Today, we are going to look at the all-important sentence pronounced on the man, Adam. Notice that this sentence is far more involved than that pronounced on the woman. First of all the ground is severely adversely affected by the fall. God pronounces a curse upon it: “Cursed be the ground for thy sake” (as a result of your disobedience). The sad effects of Adam’s sin on the ground is that the growing of crops for food was going to be accompanied by sorrow. This was a massive and very sad change. It was not the beginning of man’s work activity, because man was commanded to work even before the fall: Genesis 2:15, “The Lord God took the man, and put him into the garden of Eden to dress it and to keep it”; At this point labour was a totally satisfying and pleasurable activity. The difference that came into man’s work activity was that the experience changed from a totally satisfying one into one of much toil and much frustration: Genesis 3: 17-19: “In sorrow shalt thou eat of it all the days of thy life”. The diet at that time was mainly vegetable in character. This necessitated working the earth, but it would produce not only what was planted, but unwanted things, such as thorns and thistles: “Thorns and thistles shall it bring forth unto thee; and thou shalt eat of the herb of the field”. It was to be hard toil: “In the sweat of thy brow shalt thou eat bread”, and this continues throughout man’s life on this earth.

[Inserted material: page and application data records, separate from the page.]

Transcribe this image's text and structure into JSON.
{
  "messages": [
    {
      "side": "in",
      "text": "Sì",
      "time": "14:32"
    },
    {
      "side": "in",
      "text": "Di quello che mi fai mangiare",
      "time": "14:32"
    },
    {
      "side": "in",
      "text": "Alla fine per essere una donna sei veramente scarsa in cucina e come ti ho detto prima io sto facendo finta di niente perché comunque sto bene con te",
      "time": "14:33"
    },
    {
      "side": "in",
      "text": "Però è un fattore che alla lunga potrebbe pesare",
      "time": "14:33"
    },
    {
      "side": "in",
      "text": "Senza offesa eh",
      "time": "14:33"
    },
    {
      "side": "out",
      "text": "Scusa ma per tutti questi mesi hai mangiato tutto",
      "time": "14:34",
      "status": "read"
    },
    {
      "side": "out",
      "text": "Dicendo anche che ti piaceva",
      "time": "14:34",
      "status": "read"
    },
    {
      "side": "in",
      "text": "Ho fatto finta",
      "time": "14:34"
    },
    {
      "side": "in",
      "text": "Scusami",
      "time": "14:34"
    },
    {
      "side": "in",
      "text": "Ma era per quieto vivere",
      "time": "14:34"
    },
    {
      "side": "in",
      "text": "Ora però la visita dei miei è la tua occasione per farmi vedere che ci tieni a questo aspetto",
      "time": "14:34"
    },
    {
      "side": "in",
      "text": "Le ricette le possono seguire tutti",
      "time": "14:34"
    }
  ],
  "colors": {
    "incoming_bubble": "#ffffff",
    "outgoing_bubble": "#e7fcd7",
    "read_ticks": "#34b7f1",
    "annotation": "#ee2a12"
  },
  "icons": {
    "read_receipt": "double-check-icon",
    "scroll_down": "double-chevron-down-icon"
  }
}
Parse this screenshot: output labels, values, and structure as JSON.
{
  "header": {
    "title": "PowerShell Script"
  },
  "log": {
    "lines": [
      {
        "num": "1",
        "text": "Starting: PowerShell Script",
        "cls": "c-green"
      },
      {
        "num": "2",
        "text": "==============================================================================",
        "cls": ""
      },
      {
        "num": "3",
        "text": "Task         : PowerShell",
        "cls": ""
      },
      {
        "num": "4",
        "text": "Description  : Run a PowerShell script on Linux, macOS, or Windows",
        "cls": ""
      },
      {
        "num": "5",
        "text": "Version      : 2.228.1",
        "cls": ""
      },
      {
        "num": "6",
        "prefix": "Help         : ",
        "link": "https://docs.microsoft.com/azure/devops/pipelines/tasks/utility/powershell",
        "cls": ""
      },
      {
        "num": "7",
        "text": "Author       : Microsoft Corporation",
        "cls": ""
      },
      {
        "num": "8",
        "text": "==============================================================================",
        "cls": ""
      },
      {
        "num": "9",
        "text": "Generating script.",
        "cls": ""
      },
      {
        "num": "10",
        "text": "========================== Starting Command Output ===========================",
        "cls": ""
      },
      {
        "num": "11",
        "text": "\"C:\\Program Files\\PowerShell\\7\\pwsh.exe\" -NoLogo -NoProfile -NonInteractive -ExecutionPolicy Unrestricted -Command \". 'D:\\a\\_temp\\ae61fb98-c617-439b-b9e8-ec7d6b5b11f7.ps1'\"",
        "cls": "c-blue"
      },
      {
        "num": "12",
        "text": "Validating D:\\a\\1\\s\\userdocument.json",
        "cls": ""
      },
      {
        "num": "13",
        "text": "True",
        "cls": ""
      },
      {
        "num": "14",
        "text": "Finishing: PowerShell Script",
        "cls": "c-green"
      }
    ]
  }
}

Does this have relevance for us today? It most certainly does. We are not all farmers, but the principles apply to every job in this life, whether we are manual workers, office workers, computer operators, top surgeons or even pastors, the principles apply. Every one soon comes up against thorns and thistle in some form in his daily work. The natural man sees nothing in his labours but toil and frustration, and he ends up living for his days off and his holidays for respite. This is the only way he can cope. He is not RightWithGod, and, consequently, no matter how satisfying the job may at first appear, eventually he cannot see his work as much more than a means of earning his living. However, for the child of God who has been made RightWithGod through Jesus Christ, things are, or should be different. He reads the first three chapters of Genesis, and he sees God’s judgement on mankind mixed with gospel mercy in Genesis 3:16. This enables him to cope with the thorns and thistles, because he knows they are God’s righteous judgement on mankind because of sin; he knows that by a full acceptance of God’s sentence, He glorifies God. He is saying to God, ‘Thou art just and right in all thy dealings with me, and because I see thy great mercy to me as a sinner in the promise of the Saviour in Genesis 3:15, I bow to thy rightness and justice’.
The unbeliever sees his labours as simply an economic activity, but the person who is RightWithGod sees his labours as a religious activity. He worships and glorifies God in his submission to the sentence. He is happy that in his work, because it brings him nearer to God, and that is the happiness of the christian in every area of his life. Once we really grasp this, our experience of daily labour is transformed.